Things you should always do
- Turn up for regular meetings with the teacher. If you can't do
it, make sure your partner can (both of you should attend if
possible). Pleading that you're 'too busy' to discuss your child's
progress will be a real black mark against you.
- Always fill out all the material that comes from the school, and promptly. This may mean signing a homework diary and adding a few comments, or filling out forms for school activities, assessments etc. Lots of children are really forgetful about handing over this material, so forage in your child's bag at the end of the day to check out what needs doing.
- Always turn up for end of term concerts, school plays, carol services etc. Your child will scan the crowd anxiously for you face, and will care desperately if you don't attend - can you really live with his/her disappointment?
Things you should try to do
- Give a little time to the school - it may be manning a stall at the school fete, putting together a newsletter in the evenings, or helping out on a school trip.
- Try your best to answer all appeals for help from the school - be it for cash contributions, food for the harvest festival, old clothes for school plays, gifts for a sister school in Africa.
- If you have enough spare time, consider joining the Parents' Association or becoming a parent-governor.
Things you should never do
- Storm into the school at the end of the day and berate your child's teacher. If you have a concern, always make an appointment. Even if you have a serious grievance, keep your language moderated and your temper in check - anger will only make people defensive…
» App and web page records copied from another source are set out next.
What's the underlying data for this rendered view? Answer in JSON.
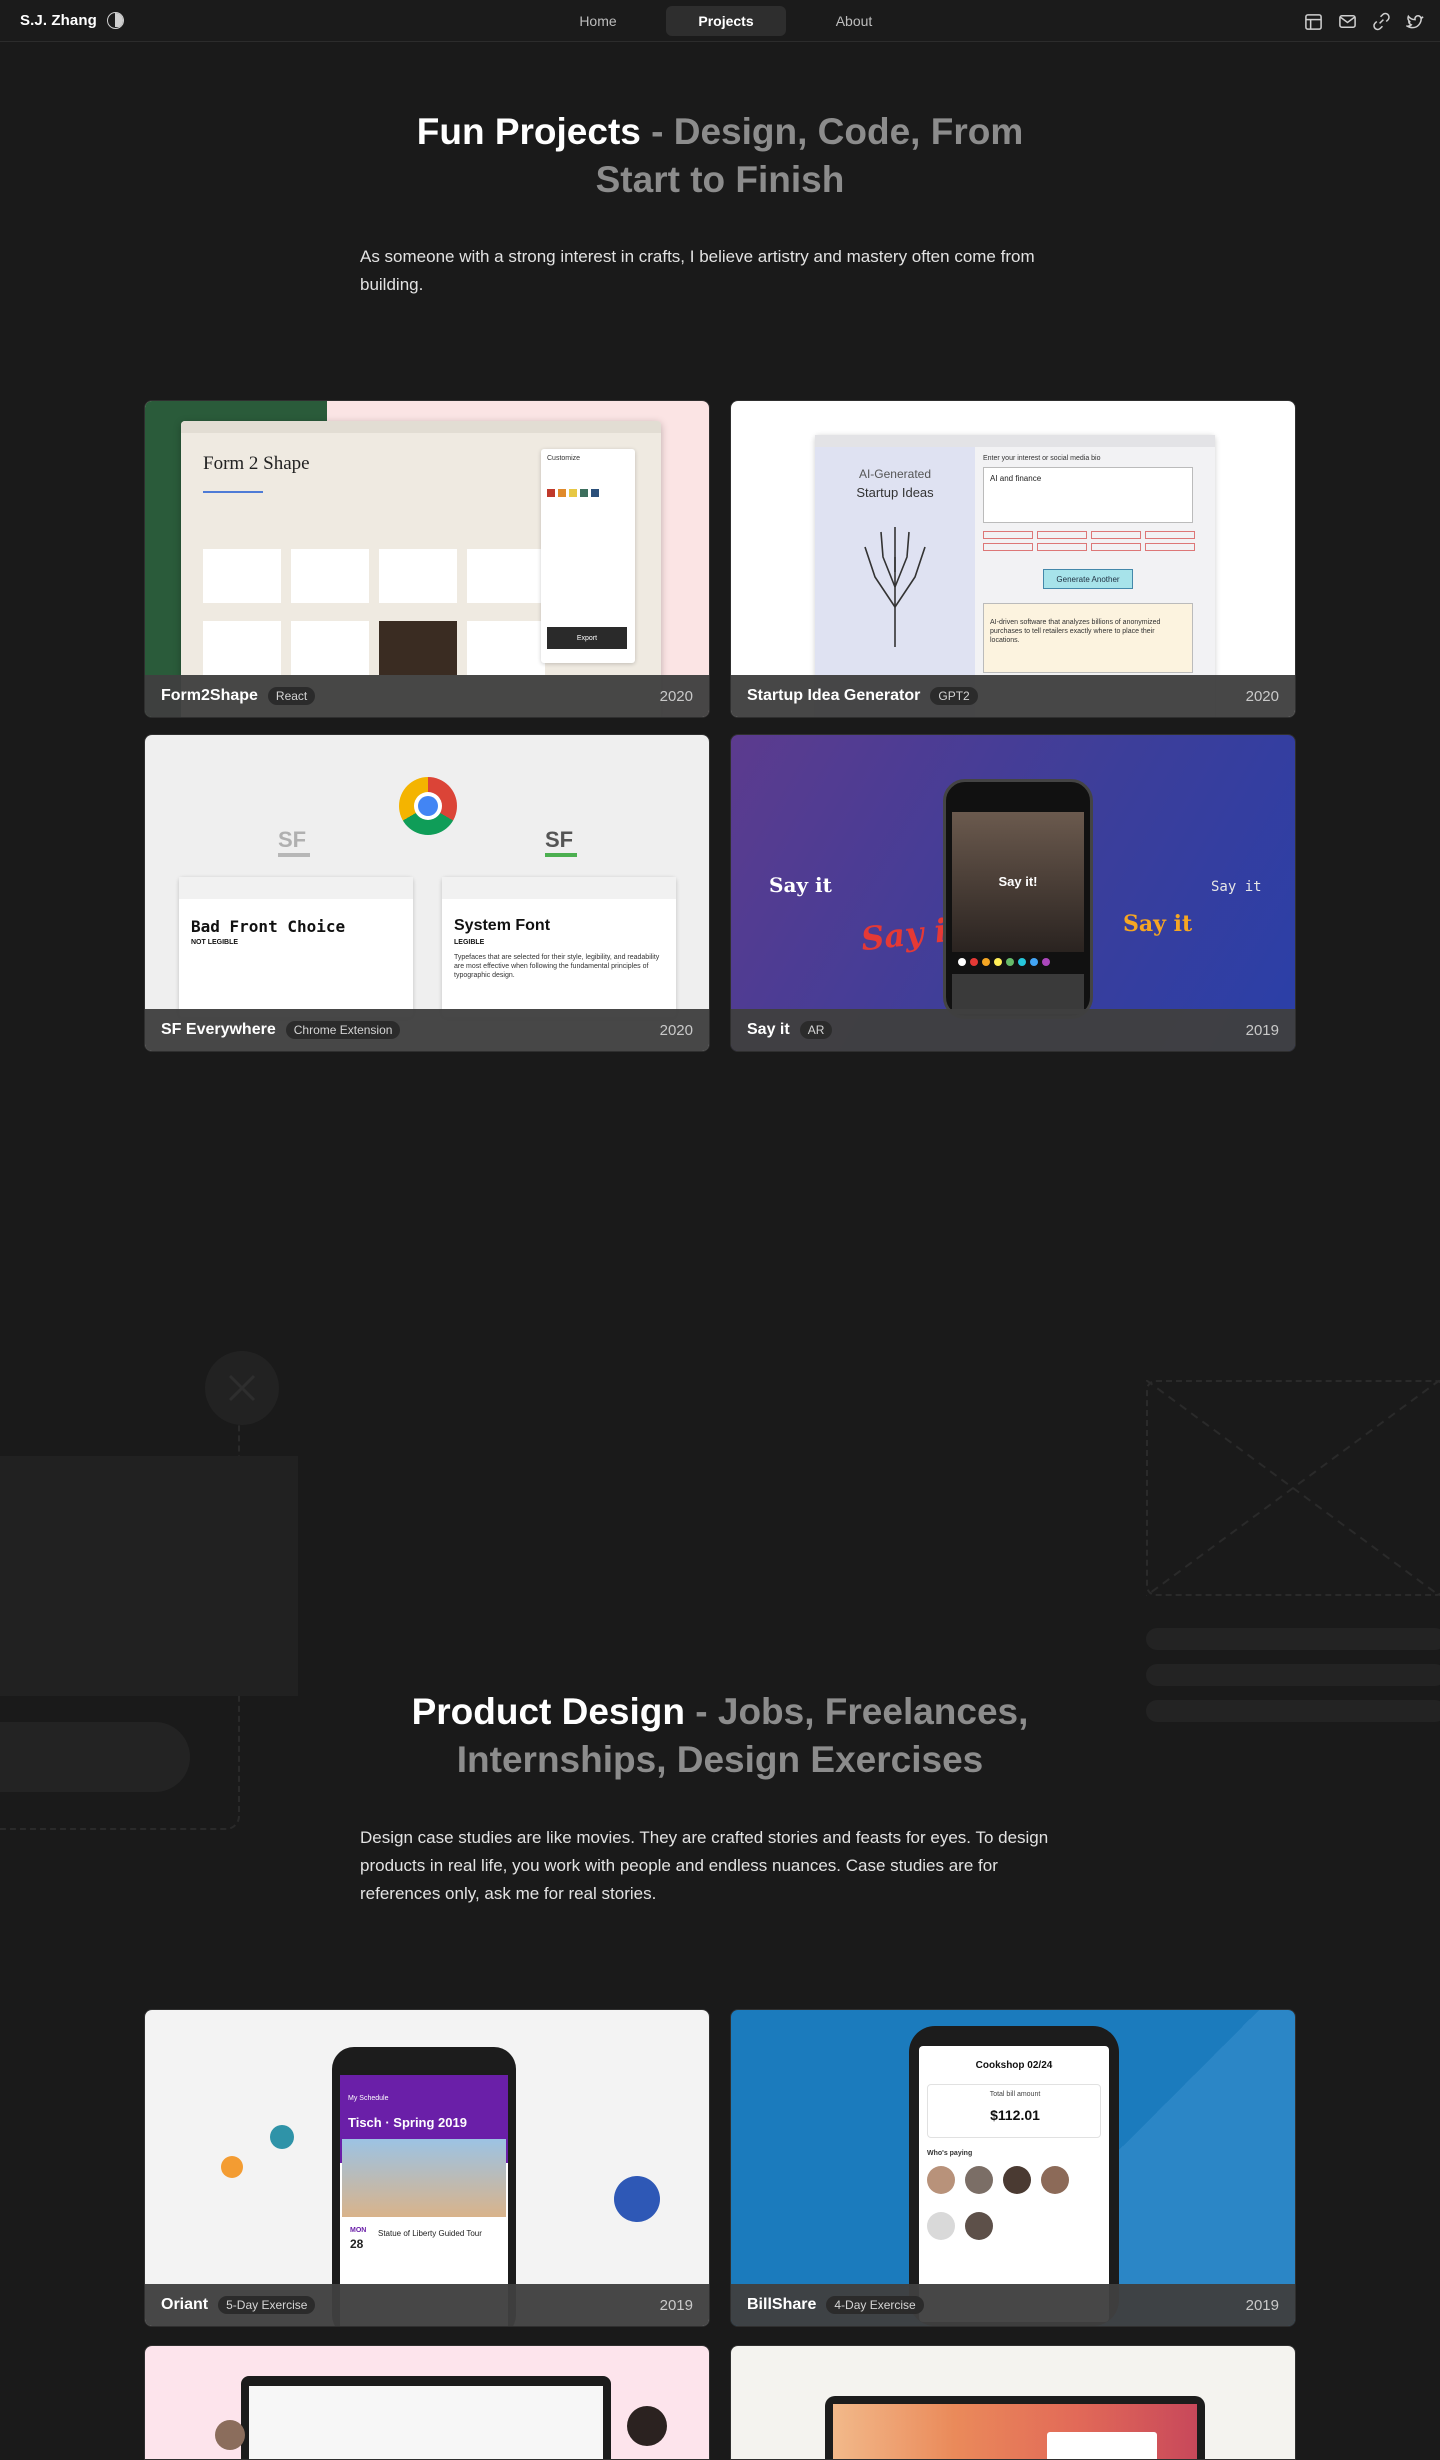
{
  "nav": {
    "brand": "S.J. Zhang",
    "tabs": [
      {
        "label": "Home",
        "active": false
      },
      {
        "label": "Projects",
        "active": true
      },
      {
        "label": "About",
        "active": false
      }
    ],
    "icons": [
      "calendar-icon",
      "mail-icon",
      "link-icon",
      "twitter-icon"
    ]
  },
  "fun": {
    "title_main": "Fun Projects",
    "title_sub_line1": " - Design, Code, From",
    "title_sub_line2": "Start to Finish",
    "intro": "As someone with a strong interest in crafts, I believe artistry and mastery often come from building.",
    "projects": [
      {
        "title": "Form2Shape",
        "tag": "React",
        "year": "2020",
        "art": {
          "heading": "Form 2 Shape",
          "customize": "Customize",
          "export": "Export"
        }
      },
      {
        "title": "Startup Idea Generator",
        "tag": "GPT2",
        "year": "2020",
        "art": {
          "heading1": "AI-Generated",
          "heading2": "Startup Ideas",
          "prompt": "Enter your interest or social media bio",
          "input": "AI and finance",
          "button": "Generate Another",
          "result": "AI-driven software that analyzes billions of anonymized purchases to tell retailers exactly where to place their locations."
        }
      },
      {
        "title": "SF Everywhere",
        "tag": "Chrome Extension",
        "year": "2020",
        "art": {
          "sf": "SF",
          "left_title": "Bad Front Choice",
          "left_sub": "NOT LEGIBLE",
          "right_title": "System Font",
          "right_sub": "LEGIBLE",
          "right_body": "Typefaces that are selected for their style, legibility, and readability are most effective when following the fundamental principles of typographic design."
        }
      },
      {
        "title": "Say it",
        "tag": "AR",
        "year": "2019",
        "art": {
          "say1": "Say it",
          "say2": "Say it",
          "say3": "Say it",
          "say4": "Say it",
          "say_center": "Say it!"
        }
      }
    ]
  },
  "product": {
    "title_main": "Product Design",
    "title_sub_line1": " - Jobs, Freelances,",
    "title_sub_line2": "Internships, Design Exercises",
    "intro": "Design case studies are like movies. They are crafted stories and feasts for eyes. To design products in real life, you work with people and endless nuances. Case studies are for references only, ask me for real stories.",
    "projects": [
      {
        "title": "Oriant",
        "tag": "5-Day Exercise",
        "year": "2019",
        "art": {
          "schedule": "My Schedule",
          "heading": "Tisch · Spring 2019",
          "event": "Statue of Liberty Guided Tour",
          "day": "MON",
          "date": "28"
        }
      },
      {
        "title": "BillShare",
        "tag": "4-Day Exercise",
        "year": "2019",
        "art": {
          "header": "Cookshop 02/24",
          "label": "Total bill amount",
          "amount": "$112.01",
          "paying": "Who's paying"
        }
      }
    ]
  },
  "colors": {
    "bg": "#1a1a1a",
    "form2shape_green": "#2a5b3a",
    "startup_bg": "#ffffff",
    "sayit_purple": "#4b3d8c",
    "billshare_blue": "#1b7bbd",
    "oriant_purple": "#6a1fa8"
  }
}
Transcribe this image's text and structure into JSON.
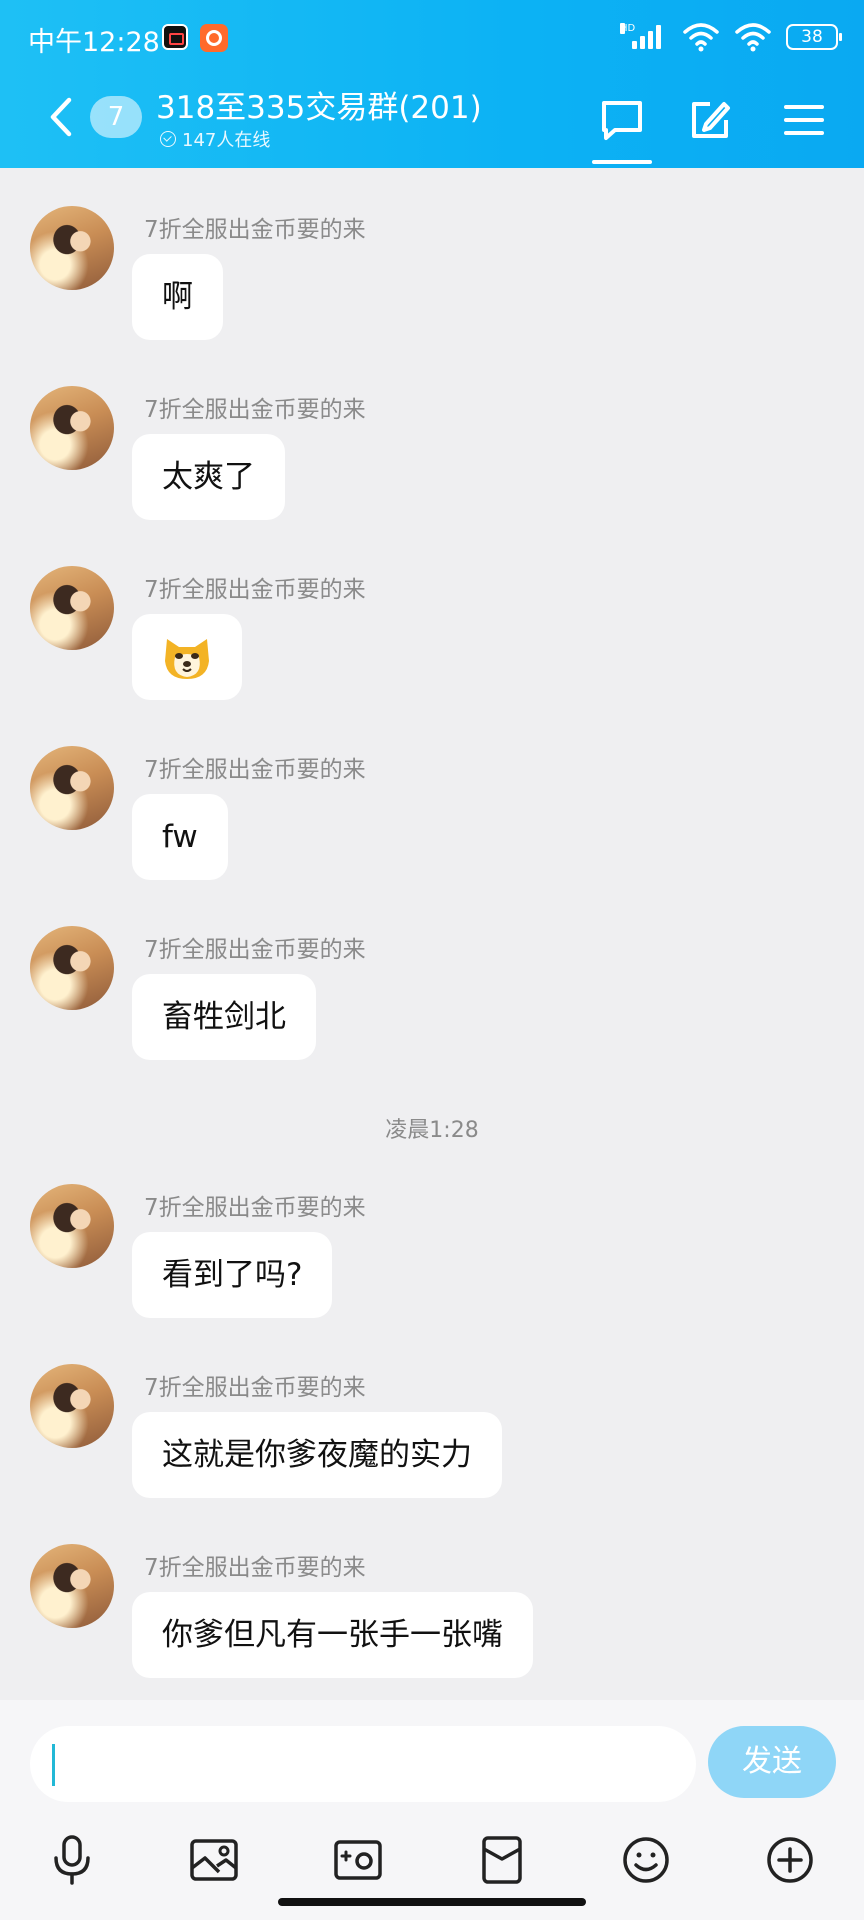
{
  "status_bar": {
    "time": "中午12:28",
    "network_label": "HD",
    "battery": "38",
    "icons": [
      "video-app-icon",
      "app-icon",
      "signal-icon",
      "wifi-icon",
      "wifi-icon",
      "battery-icon"
    ]
  },
  "header": {
    "back_icon": "chevron-left-icon",
    "unread_count": "7",
    "title": "318至335交易群(201)",
    "online_text": "147人在线",
    "icons": [
      "chat-icon",
      "edit-icon",
      "menu-icon"
    ]
  },
  "messages": [
    {
      "sender": "7折全服出金币要的来",
      "text": "啊"
    },
    {
      "sender": "7折全服出金币要的来",
      "text": "太爽了"
    },
    {
      "sender": "7折全服出金币要的来",
      "text": "",
      "sticker": "shiba-dog-sticker"
    },
    {
      "sender": "7折全服出金币要的来",
      "text": "fw"
    },
    {
      "sender": "7折全服出金币要的来",
      "text": "畜牲剑北"
    },
    {
      "sender": "7折全服出金币要的来",
      "text": "看到了吗?"
    },
    {
      "sender": "7折全服出金币要的来",
      "text": "这就是你爹夜魔的实力"
    },
    {
      "sender": "7折全服出金币要的来",
      "text": "你爹但凡有一张手一张嘴"
    }
  ],
  "timestamp": "凌晨1:28",
  "input": {
    "value": "",
    "placeholder": "",
    "send_label": "发送"
  },
  "toolbar": {
    "icons": [
      "microphone-icon",
      "image-icon",
      "camera-icon",
      "red-packet-icon",
      "emoji-icon",
      "plus-icon"
    ]
  },
  "colors": {
    "header_bg": "#0cb2f4",
    "send_button": "#8fd6f7",
    "chat_bg": "#efeff1"
  }
}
- Embarrass your child in front of his/her fellow pupils or teacher. If, for example, you accompany your child on a school trip, always take your cue from him/her. Behaviour that is acceptable in the privacy of your own home may be absolutely mortifying in a school context.